Posted on March 8, 2019

Europeans Have Stopped Immigrating to Britain. But Nobody Else Has

Helen Warrell, Ozy, March 4, 2019

Since Britain’s 2016 vote to leave the European Union, the net migration of EU citizens to the U.K. has fallen 70 percent. {snip}

Figures recently released by Britain’s Office for National Statistics show the net migration of EU nationals fell to 57,000 in the year to September 2018, the lowest level in a decade. This compares with a net inflow of 189,000 EU nationals in the year to June 2016, when the Brexit referendum was held.

The change is even more stark for those people who come from the eight central and eastern European member states that joined the EU in 2004 — countries such as Poland. The number of people from such countries who are leaving Britain now outstrips those arriving. Overall, National Insurance number allocations to EU nationals fell by a third to 419,000 between 2016 and 2018. But from outside the EU, people are still coming. In fact:

Labor economists cautioned that the figure of 261,000 arrivals from outside the EU was likely to be unreliable because of the long-standing problems with the accuracy of student migration data.


Caroline Nokes, immigration minister, said the U.K. was “continuing to attract and retain highly skilled workers,” including more doctors and nurses. The Home Office has proposed a comprehensive overhaul of the immigration regime post-Brexit, including significant new restrictions on future EU migrants.

Under the plans, subject to a yearlong consultation with business, most EU citizens will be eligible for short-term work visas of only one to two years. Those wanting to settle in Britain will be subject to a minimum salary threshold of $39,750, although employers are lobbying for this to be lowered.

However, as May struggles to win House of Commons’ approval for a Brexit deal, employers have warned that uncertainty about the fate of EU nationals in the event of a no-deal exit has made it harder to attract and retain staff.

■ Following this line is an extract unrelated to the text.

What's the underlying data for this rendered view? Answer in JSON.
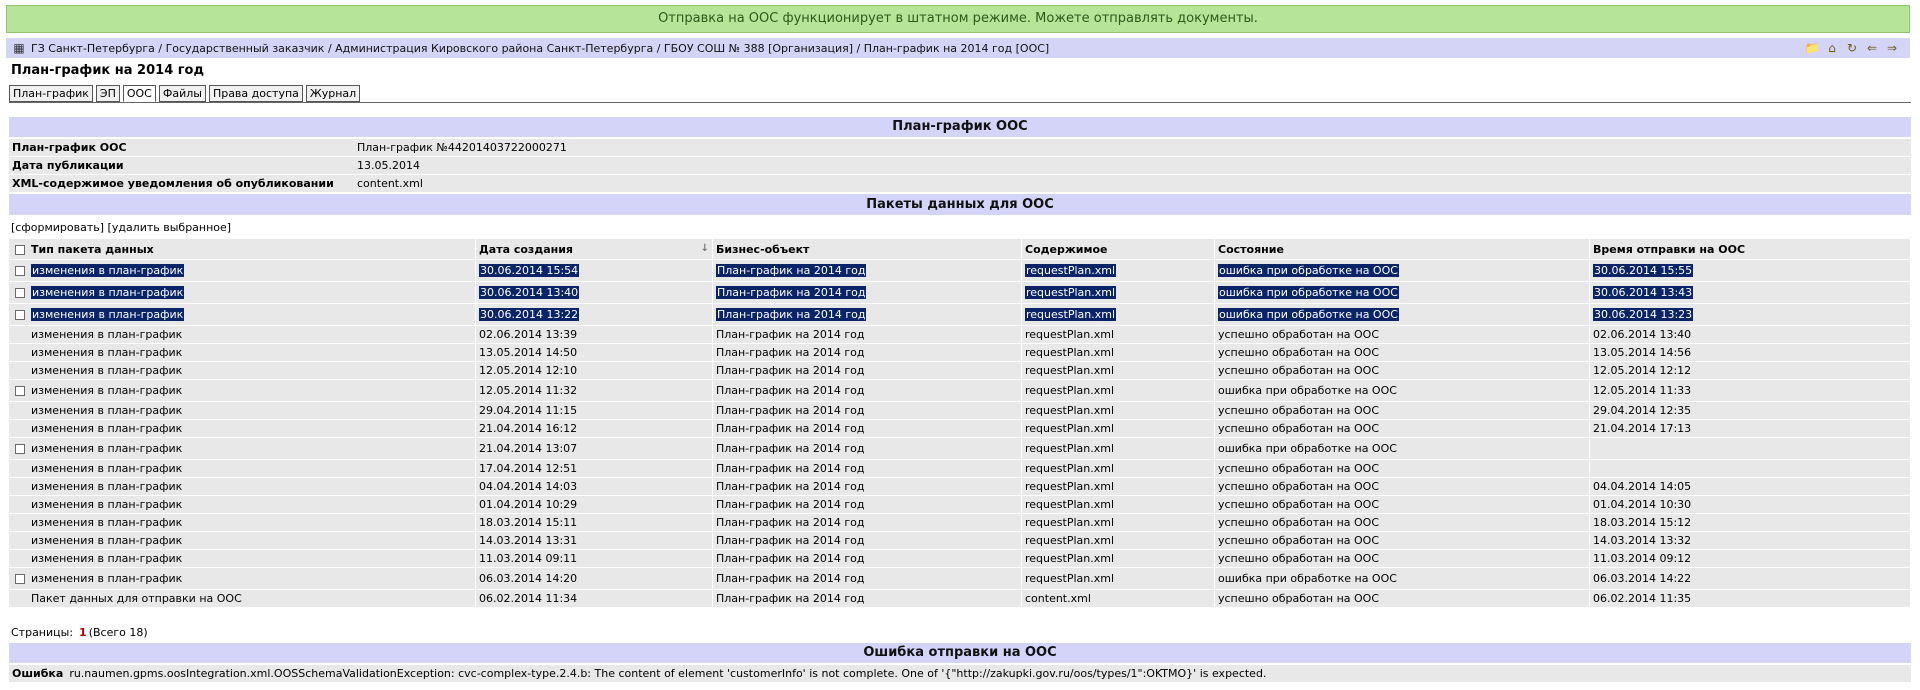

“Britain is not as attractive to EU migrants as it was a couple of years ago,” says Madeleine Sumption, director of the Oxford-based Migration Observatory, a research institution. “That may be because of Brexit-related political uncertainty, the falling value of the pound making U.K. wages less attractive or simply the fact that job opportunities have improved in other EU countries.”